UCLA Spirit Squad director’s attorneys challenge harassment findings
A former UCLA Spirit Squad director — who wants a judge to set aside sexual harassment findings that led to her 2019 dismissal after a Title IX investigation of her role in allowing some team members to attend a live burlesque show in Las Vegas in 2018 — believed beforehand that the performance was to be a “Cirque du Soleil” type of event, her attorneys say in new court papers.
Mollie Vehling, 45, brought the petition in June 2021 in Los Angeles Superior Court against the UC regents and the UCLA Title IX Office, alleging both failed to grant her a fair Title IX hearing, failed to proceed in the manner required by law and committed a “prejudicial abuse of discretion.”
Vehling’s attorneys filed an opening brief on her behalf on Thursday ahead of an Aug. 30 hearing on her petition before Judge Mary H. Strobel.
Vehling headed the UCLA Spirit Squad for almost two decades. She was put on leave in December 2018 and fired in May 2019.
The Spirit Squad attends basketball and football games to cheer on UCLA’s teams, but the squad’s responsibilities extend beyond just dancing or cheering in that they also are ambassadors for UCLA who help maintain positive relationships with high-profile UCLA donors, Vehling’s lawyers state in their court papers.
The university found that Vehling directed some members of the squad to accompany former state Sen. Alan Robbins to the “Absinthe” show at Caesars Palace in November 2018 while the team was in Las Vegas for a men’s basketball tournament in violation of the UC policy on sexual violence and sexual harassment.
Robbins, a Democrat who represented his Los Angeles-area district in the state Senate from 1974-91, is a UCLA graduate and longtime school donor.
“Mollie Vehling had no notice that merely extending an invitation for Spirit Squad members to attend the `Absinthe’ show at Caesar’s Palace could subject her to charges for sexual harassment and end her 19-year career with the UCLA Spirit Squad,” her lawyers argue in their court papers.
Vehling reviewed the Caesar’s Palace website and perceived the show to be a Cirque du Soleil-type of event and she sent a GroupMe text asking the squad members if they wanted to take advantage of the opportunity during their free time, her attorneys stated in their court papers.
The “Absinthe” show is rated for individuals 18 and older and all of the Spirit Squad members who attended the show were over the age of 18, plus there was no nudity, according to Vehlings’ attorneys’ court papers.
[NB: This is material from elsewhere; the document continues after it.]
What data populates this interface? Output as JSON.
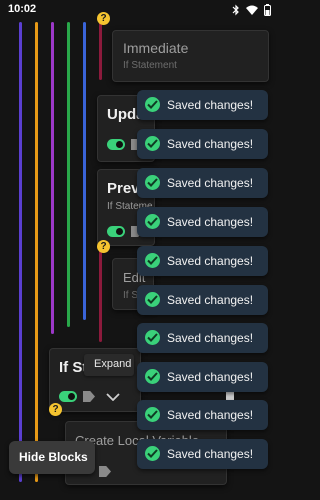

During the performance, a show emcee who was likely a female performer saw that some Spirit Squad members arrived late and directed offensive comments at them, according to Vehling’s attorneys’ court papers.
“When notified via text that the students were uncomfortable, Ms. Vehling advised that they should leave immediately with a buddy,” Vehling’s lawyers state in their court papers.
Robbins sent an email apologizing for the “Absinthe” show and the bad experience of the Spirit Squad, according to Vehling’s attorneys’ court papers.
In November 2018, UCLA’s Title IX office was notified that several members of the Spirit Squad said they had experienced harassing behavior when they attended the show with Robbins, Vehling’s lawyers state in their court papers.
Several female UCLA Spirit Squad members thought that Robbins was “creepy” and were uneasy dealing with him, but his alleged conduct was improperly used to justify the actions taken against Vehling, her lawyers state in their court papers.
Throughout the UCLA Title IX investigation, Vehling was denied access to her work emails, work phone and work files so she could respond, Vehling’s lawyers argue in their court papers.
Although the majority of the students who attended the show did not indicate that they felt the show amounted to harassment, the Title IX investigator found there was “sufficient evidence to conclude that the students, as a whole, felt that the behavior they were subjected to was severe,” according to Vehling’s lawyers’ court papers.
In February 2019, Public Interest Investigations Inc., was retained by UCLA to investigate allegations that Robbins “had engaged in a pattern of conduct that could be considered harassing, intimidating and disruptive to University activities, specifically with regard to members of the UCLA student Spirit Squad,” Vehling’s lawyers state in their court papers.
PII investigators interviewed 11 Spirit Squad members, six UCLA staff members and four third-party witnesses — and also spoke to Robbins twice — before determining he was “responsible for sexual harassment,” Vehling’s lawyers state in the court papers.
However, PII’s findings were overruled in September 2019 by a UCLA administrative vice-chancellor who found that there was no evidence showing that Robbins “engaged in unwelcome sexual advances, unwelcome requests for sexual favors, or other unwelcome verbal, nonverbal, or physical conduct of a sexual nature in a severe, persistent or pervasive manner,” according to Vehling’s lawyers’ court papers.
“UCLA continued to welcome Mr. Robbins as a valued donor and to accept his sizable donations to the university,” the Vehling attorneys state in their court papers.